What is expected.
For every entry below, give an exact repeat and leave out the pictures.

Excerpted records.

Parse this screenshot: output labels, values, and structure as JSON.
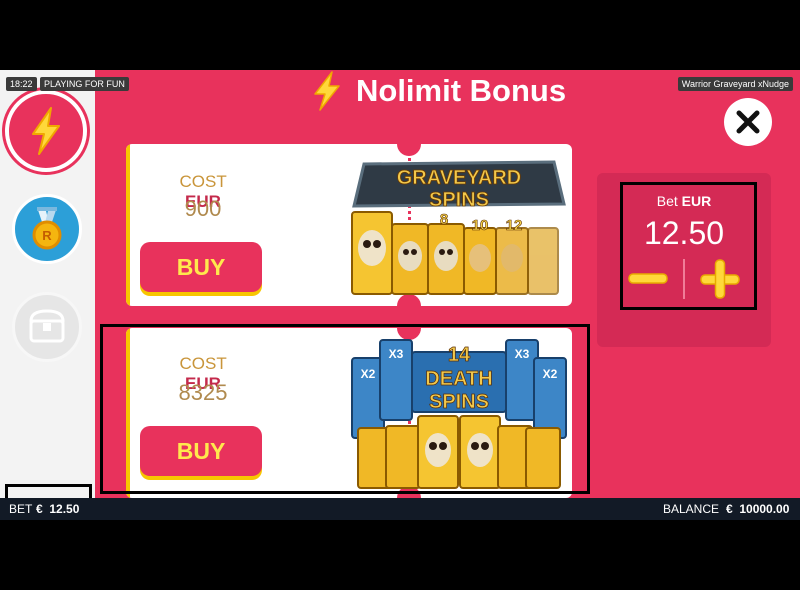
{
  "status": {
    "time": "18:22",
    "mode": "PLAYING FOR FUN",
    "game_name": "Warrior Graveyard xNudge"
  },
  "header": {
    "title": "Nolimit Bonus",
    "bolt_icon": "lightning-bolt-icon",
    "close_icon": "close-icon"
  },
  "sidebar": {
    "items": [
      {
        "name": "nolimit-bonus",
        "icon": "lightning-bolt-icon",
        "selected": true
      },
      {
        "name": "medal",
        "icon": "medal-icon",
        "selected": false
      },
      {
        "name": "chest",
        "icon": "treasure-chest-icon",
        "selected": false,
        "disabled": true
      }
    ]
  },
  "offers": [
    {
      "cost_label": "COST",
      "currency": "EUR",
      "cost": "900",
      "buy_label": "BUY",
      "art": {
        "line1": "GRAVEYARD",
        "line2": "SPINS",
        "numbers": [
          "8",
          "10",
          "12"
        ]
      }
    },
    {
      "cost_label": "COST",
      "currency": "EUR",
      "cost": "8325",
      "buy_label": "BUY",
      "art": {
        "count": "14",
        "line1": "DEATH",
        "line2": "SPINS",
        "multipliers": [
          "X2",
          "X3",
          "X3",
          "X2"
        ]
      }
    }
  ],
  "bet_panel": {
    "label": "Bet",
    "currency": "EUR",
    "value": "12.50",
    "minus_icon": "minus-icon",
    "plus_icon": "plus-icon"
  },
  "footer": {
    "bet_label": "BET",
    "bet_value": "€  12.50",
    "balance_label": "BALANCE",
    "balance_value": "€  10000.00"
  },
  "colors": {
    "accent": "#e8325c",
    "gold": "#f7c600",
    "sidebar": "#f3f3f3",
    "footer": "#121a26"
  }
}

Answer to the problem.
Parse this screenshot: output labels, values, and structure as JSON.
{
  "status": {
    "time": "18:22",
    "mode": "PLAYING FOR FUN",
    "game_name": "Warrior Graveyard xNudge"
  },
  "header": {
    "title": "Nolimit Bonus",
    "bolt_icon": "lightning-bolt-icon",
    "close_icon": "close-icon"
  },
  "sidebar": {
    "items": [
      {
        "name": "nolimit-bonus",
        "icon": "lightning-bolt-icon",
        "selected": true
      },
      {
        "name": "medal",
        "icon": "medal-icon",
        "selected": false
      },
      {
        "name": "chest",
        "icon": "treasure-chest-icon",
        "selected": false,
        "disabled": true
      }
    ]
  },
  "offers": [
    {
      "cost_label": "COST",
      "currency": "EUR",
      "cost": "900",
      "buy_label": "BUY",
      "art": {
        "line1": "GRAVEYARD",
        "line2": "SPINS",
        "numbers": [
          "8",
          "10",
          "12"
        ]
      }
    },
    {
      "cost_label": "COST",
      "currency": "EUR",
      "cost": "8325",
      "buy_label": "BUY",
      "art": {
        "count": "14",
        "line1": "DEATH",
        "line2": "SPINS",
        "multipliers": [
          "X2",
          "X3",
          "X3",
          "X2"
        ]
      }
    }
  ],
  "bet_panel": {
    "label": "Bet",
    "currency": "EUR",
    "value": "12.50",
    "minus_icon": "minus-icon",
    "plus_icon": "plus-icon"
  },
  "footer": {
    "bet_label": "BET",
    "bet_value": "€  12.50",
    "balance_label": "BALANCE",
    "balance_value": "€  10000.00"
  },
  "colors": {
    "accent": "#e8325c",
    "gold": "#f7c600",
    "sidebar": "#f3f3f3",
    "footer": "#121a26"
  }
}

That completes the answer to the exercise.